### Task statement
Your result should be the lines holding the word "screenshot", copied from the entries below.

######

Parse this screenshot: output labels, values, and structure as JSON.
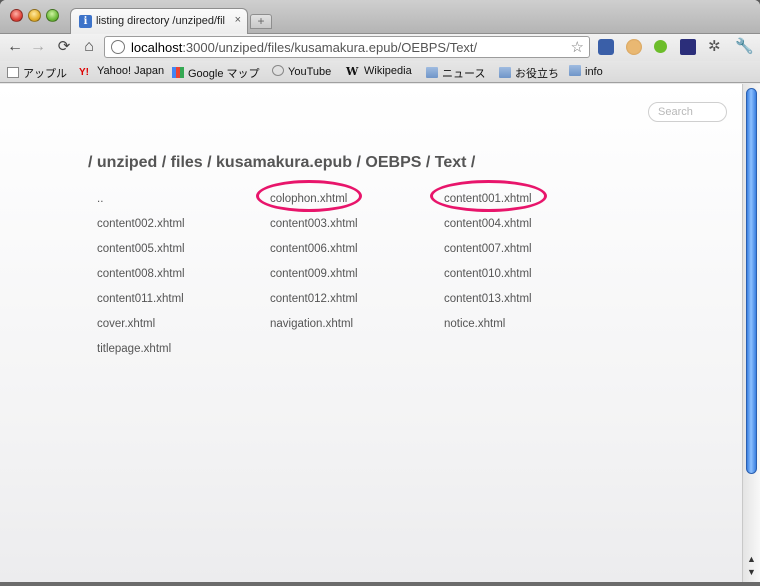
{
  "tab": {
    "title": "listing directory /unziped/fil",
    "close": "×",
    "new_tab": "+"
  },
  "toolbar": {
    "back": "←",
    "forward": "→",
    "reload": "⟳",
    "home": "⌂",
    "url_host": "localhost",
    "url_rest": ":3000/unziped/files/kusamakura.epub/OEBPS/Text/",
    "star": "☆",
    "gear": "✲",
    "wrench": "🔧"
  },
  "bookmarks": [
    {
      "label": "アップル",
      "icon": "apple-icon"
    },
    {
      "label": "Yahoo! Japan",
      "icon": "yahoo-icon"
    },
    {
      "label": "Google マップ",
      "icon": "google-maps-icon"
    },
    {
      "label": "YouTube",
      "icon": "youtube-icon"
    },
    {
      "label": "Wikipedia",
      "icon": "wikipedia-icon"
    },
    {
      "label": "ニュース",
      "icon": "folder-icon"
    },
    {
      "label": "お役立ち",
      "icon": "folder-icon"
    },
    {
      "label": "info",
      "icon": "folder-icon"
    }
  ],
  "page": {
    "search_placeholder": "Search",
    "heading": "/ unziped / files / kusamakura.epub / OEBPS / Text /",
    "files": [
      "..",
      "colophon.xhtml",
      "content001.xhtml",
      "content002.xhtml",
      "content003.xhtml",
      "content004.xhtml",
      "content005.xhtml",
      "content006.xhtml",
      "content007.xhtml",
      "content008.xhtml",
      "content009.xhtml",
      "content010.xhtml",
      "content011.xhtml",
      "content012.xhtml",
      "content013.xhtml",
      "cover.xhtml",
      "navigation.xhtml",
      "notice.xhtml",
      "titlepage.xhtml"
    ],
    "highlight_color": "#e8156b"
  }
}
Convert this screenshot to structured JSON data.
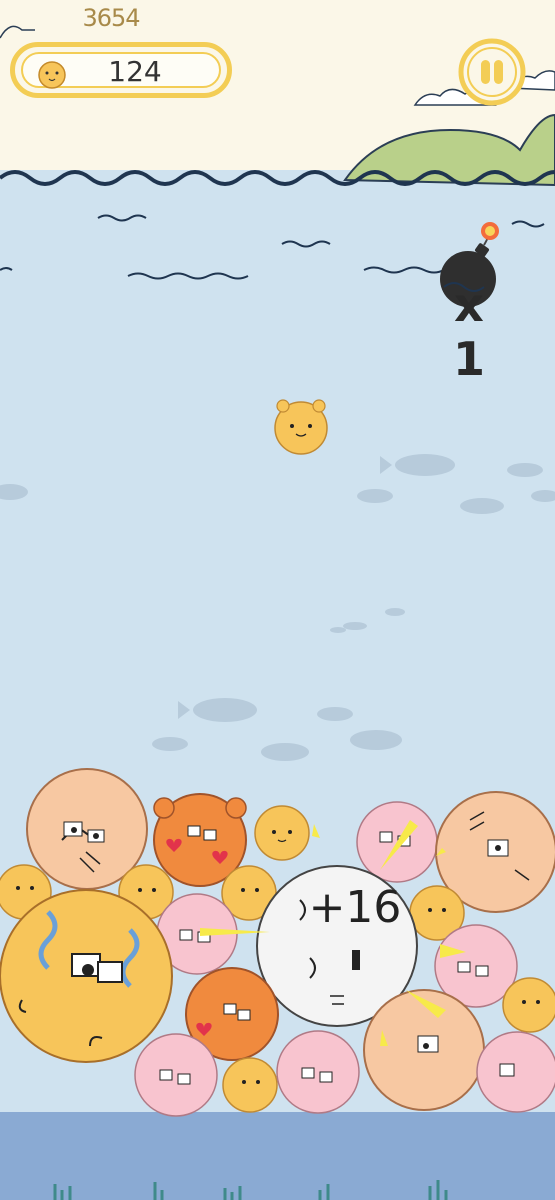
{
  "hud": {
    "best_score": "3654",
    "coins": "124"
  },
  "bomb": {
    "count_label": "x 1",
    "icon": "bomb-icon"
  },
  "merge_popup": "+16",
  "colors": {
    "sky": "#fbf7e8",
    "sea": "#cfe2ef",
    "wave": "#1f3550",
    "hud_border": "#f3cd55",
    "ball_yellow": "#f7c55a",
    "ball_orange": "#f08a3e",
    "ball_pink": "#f8c4cf",
    "ball_peach": "#f7c8a2",
    "ball_white": "#f4f4f4",
    "floor": "#8aaad3"
  }
}
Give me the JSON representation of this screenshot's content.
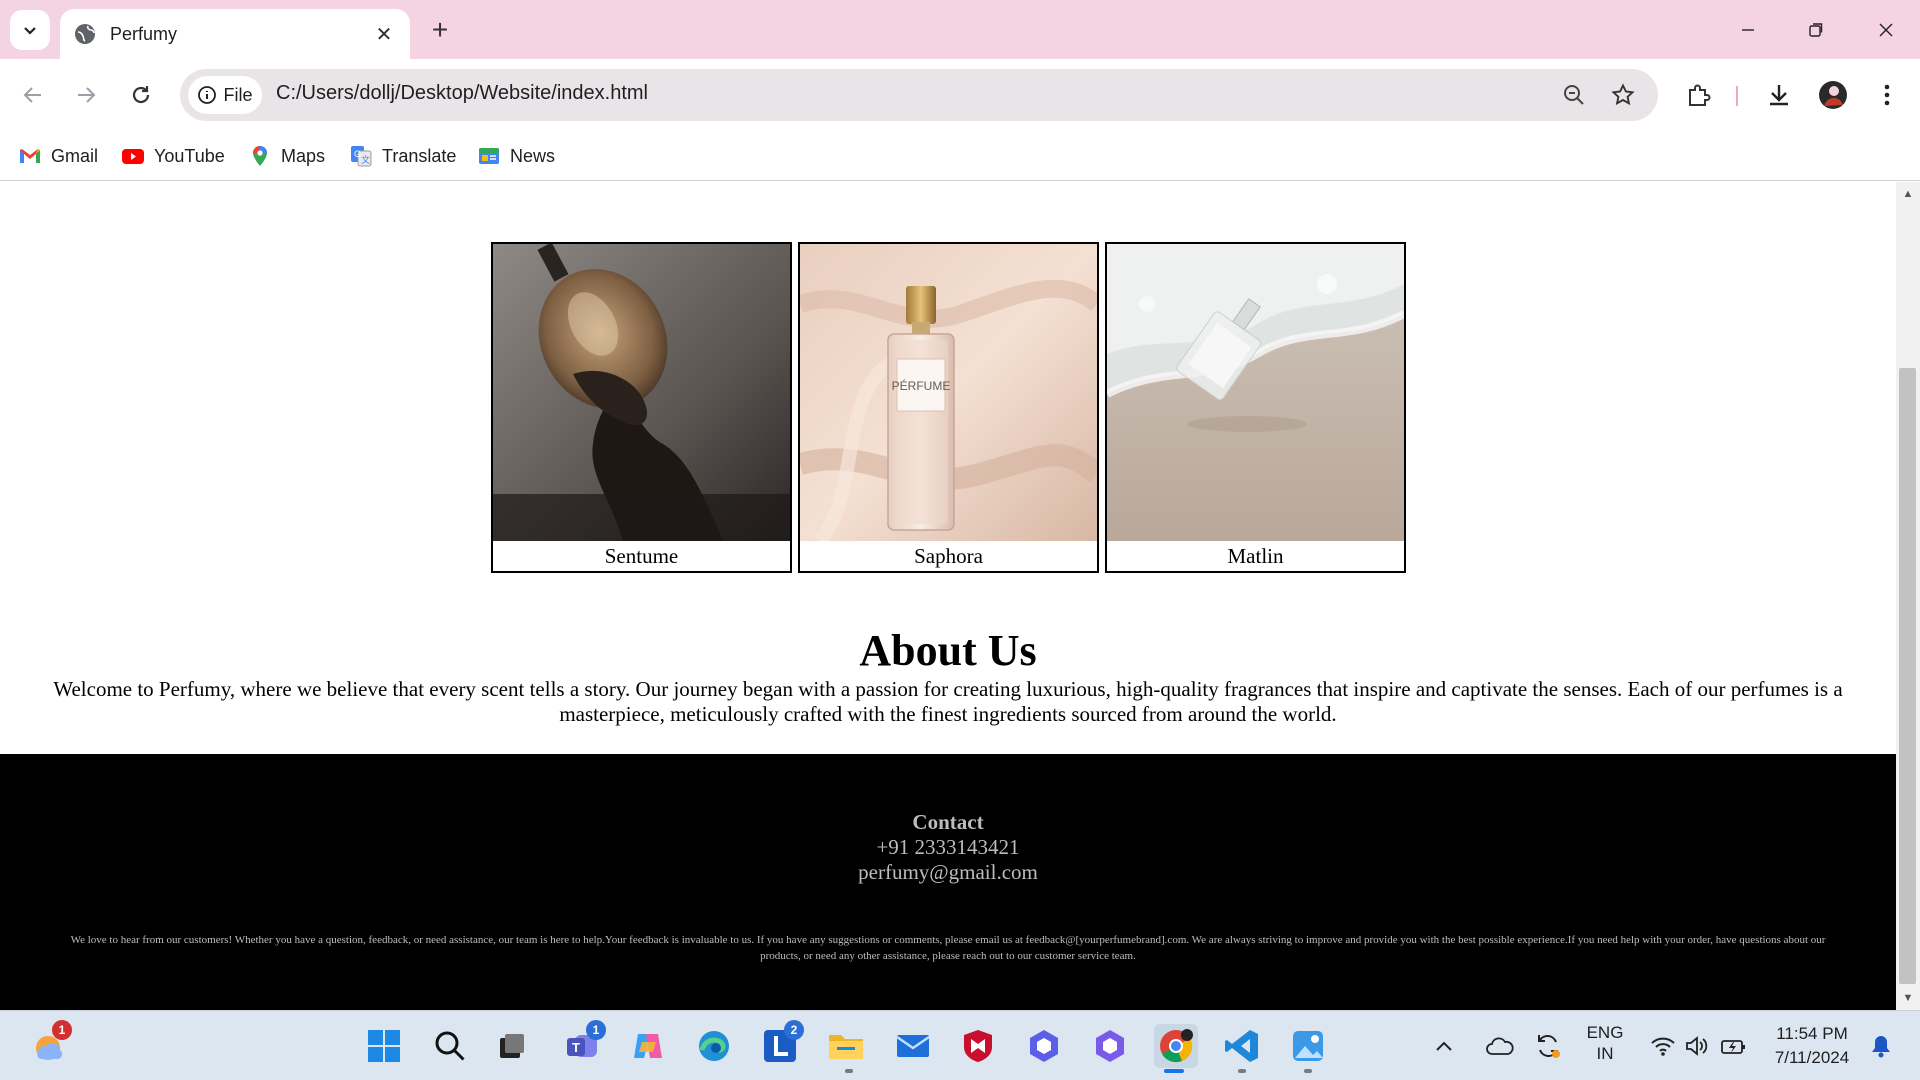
{
  "browser": {
    "tab_title": "Perfumy",
    "url_chip": "File",
    "url": "C:/Users/dollj/Desktop/Website/index.html",
    "bookmarks": [
      {
        "label": "Gmail",
        "icon": "gmail-icon"
      },
      {
        "label": "YouTube",
        "icon": "youtube-icon"
      },
      {
        "label": "Maps",
        "icon": "maps-icon"
      },
      {
        "label": "Translate",
        "icon": "translate-icon"
      },
      {
        "label": "News",
        "icon": "news-icon"
      }
    ]
  },
  "page": {
    "products": [
      {
        "name": "Sentume",
        "image": "perfume-bottle-hand-photo"
      },
      {
        "name": "Saphora",
        "image": "perfume-bottle-silk-photo",
        "bottle_label": "PÉRFUME"
      },
      {
        "name": "Matlin",
        "image": "perfume-bottle-beach-photo"
      }
    ],
    "about": {
      "title": "About Us",
      "text": "Welcome to Perfumy, where we believe that every scent tells a story. Our journey began with a passion for creating luxurious, high-quality fragrances that inspire and captivate the senses. Each of our perfumes is a masterpiece, meticulously crafted with the finest ingredients sourced from around the world."
    },
    "footer": {
      "heading": "Contact",
      "phone": "+91 2333143421",
      "email": "perfumy@gmail.com",
      "fine_print": "We love to hear from our customers! Whether you have a question, feedback, or need assistance, our team is here to help.Your feedback is invaluable to us. If you have any suggestions or comments, please email us at feedback@[yourperfumebrand].com. We are always striving to improve and provide you with the best possible experience.If you need help with your order, have questions about our products, or need any other assistance, please reach out to our customer service team."
    }
  },
  "taskbar": {
    "weather_badge": "1",
    "teams_badge": "1",
    "l_badge": "2",
    "language": "ENG",
    "region": "IN",
    "time": "11:54 PM",
    "date": "7/11/2024"
  },
  "colors": {
    "titlebar": "#f4d3e2",
    "footer_bg": "#000000",
    "footer_text": "#bdbdbd"
  }
}
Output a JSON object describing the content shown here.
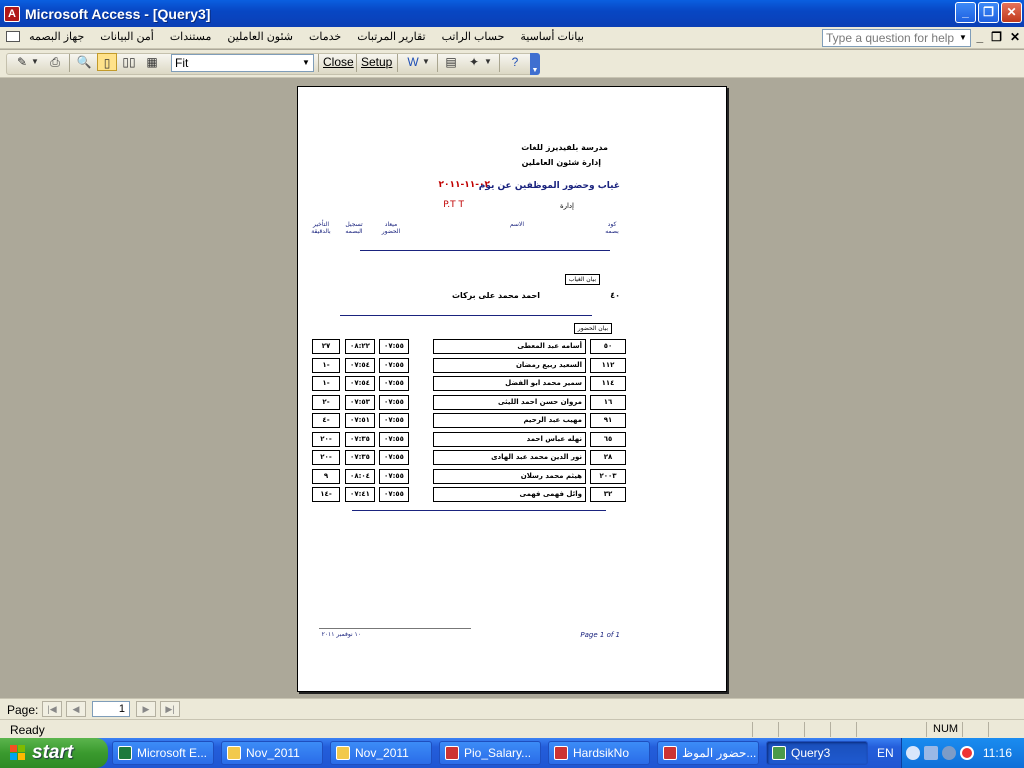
{
  "window": {
    "title": "Microsoft Access - [Query3]"
  },
  "menu": {
    "items": [
      "بيانات أساسية",
      "حساب الراتب",
      "تقارير المرتبات",
      "خدمات",
      "شئون العاملين",
      "مستندات",
      "أمن البيانات",
      "جهاز البصمه"
    ],
    "help_placeholder": "Type a question for help"
  },
  "toolbar": {
    "zoom": "Fit",
    "close_label": "Close",
    "setup_label": "Setup"
  },
  "report": {
    "school": "مدرسة بلفيديرز للغات",
    "department": "إدارة شئون العاملين",
    "title": "غياب وحضور الموظفين عن يوم",
    "date": "٠٢-١١-٢٠١١",
    "dept_label": "إدارة",
    "dept_value": "P.T T",
    "headers": {
      "code": "كود بصمه",
      "name": "الاسم",
      "arrival": "ميعاد الحضور",
      "actual": "تسجيل البصمه",
      "delay": "التأخير بالدقيقة"
    },
    "absence_label": "بيان الغياب",
    "absent": {
      "code": "٤٠",
      "name": "احمد محمد على بركات"
    },
    "attendance_label": "بيان الحضور",
    "rows": [
      {
        "code": "٥٠",
        "name": "أسامه عبد المعطى",
        "arrival": "٠٧:٥٥",
        "actual": "٠٨:٢٢",
        "delay": "٢٧"
      },
      {
        "code": "١١٢",
        "name": "السعيد ربيع رمضان",
        "arrival": "٠٧:٥٥",
        "actual": "٠٧:٥٤",
        "delay": "-١"
      },
      {
        "code": "١١٤",
        "name": "سمير محمد ابو الفضل",
        "arrival": "٠٧:٥٥",
        "actual": "٠٧:٥٤",
        "delay": "-١"
      },
      {
        "code": "١٦",
        "name": "مروان حسن احمد الليثى",
        "arrival": "٠٧:٥٥",
        "actual": "٠٧:٥٣",
        "delay": "-٢"
      },
      {
        "code": "٩١",
        "name": "مهيب عبد الرحيم",
        "arrival": "٠٧:٥٥",
        "actual": "٠٧:٥١",
        "delay": "-٤"
      },
      {
        "code": "٦٥",
        "name": "نهله عباس احمد",
        "arrival": "٠٧:٥٥",
        "actual": "٠٧:٣٥",
        "delay": "-٢٠"
      },
      {
        "code": "٢٨",
        "name": "نور الدين محمد عبد الهادى",
        "arrival": "٠٧:٥٥",
        "actual": "٠٧:٣٥",
        "delay": "-٢٠"
      },
      {
        "code": "٢٠٠٣",
        "name": "هيثم محمد رسلان",
        "arrival": "٠٧:٥٥",
        "actual": "٠٨:٠٤",
        "delay": "٩"
      },
      {
        "code": "٣٢",
        "name": "وائل فهمى فهمى",
        "arrival": "٠٧:٥٥",
        "actual": "٠٧:٤١",
        "delay": "-١٤"
      }
    ],
    "footer_date": "١٠ نوفمبر ٢٠١١",
    "footer_page": "Page 1 of 1"
  },
  "nav": {
    "label": "Page:",
    "page": "1"
  },
  "status": {
    "text": "Ready",
    "num": "NUM"
  },
  "taskbar": {
    "start": "start",
    "tasks": [
      "Microsoft E...",
      "Nov_2011",
      "Nov_2011",
      "Pio_Salary...",
      "HardsikNo",
      "حضور الموظ...",
      "Query3"
    ],
    "lang": "EN",
    "clock": "11:16"
  }
}
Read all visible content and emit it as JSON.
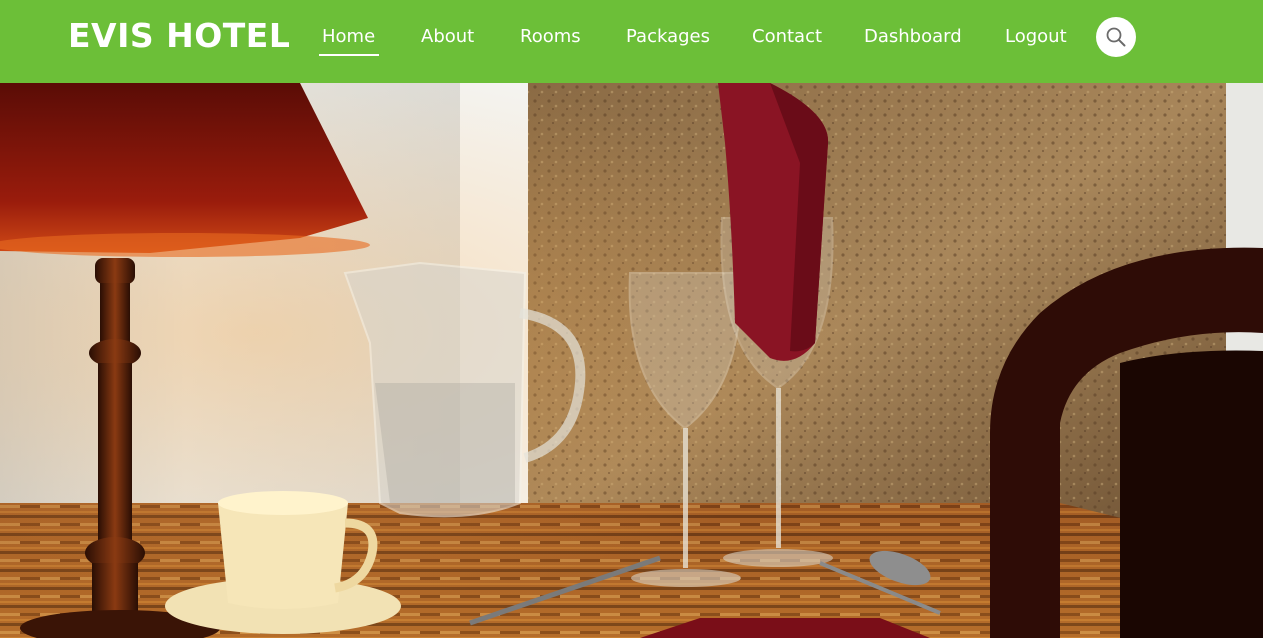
{
  "brand": {
    "name": "EVIS HOTEL"
  },
  "nav": {
    "items": [
      {
        "label": "Home",
        "active": true
      },
      {
        "label": "About",
        "active": false
      },
      {
        "label": "Rooms",
        "active": false
      },
      {
        "label": "Packages",
        "active": false
      },
      {
        "label": "Contact",
        "active": false
      },
      {
        "label": "Dashboard",
        "active": false
      },
      {
        "label": "Logout",
        "active": false
      }
    ],
    "search_icon": "search-icon"
  },
  "hero": {
    "image": "dining-table-with-lamp-pitcher-wineglasses-photo"
  },
  "colors": {
    "navbar": "#6cbf38",
    "text": "#ffffff"
  }
}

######

### Solution to this task
Parse this screenshot: output labels, values, and structure as JSON.
Convert this screenshot to structured JSON data.
Give me the JSON representation of this screenshot's content.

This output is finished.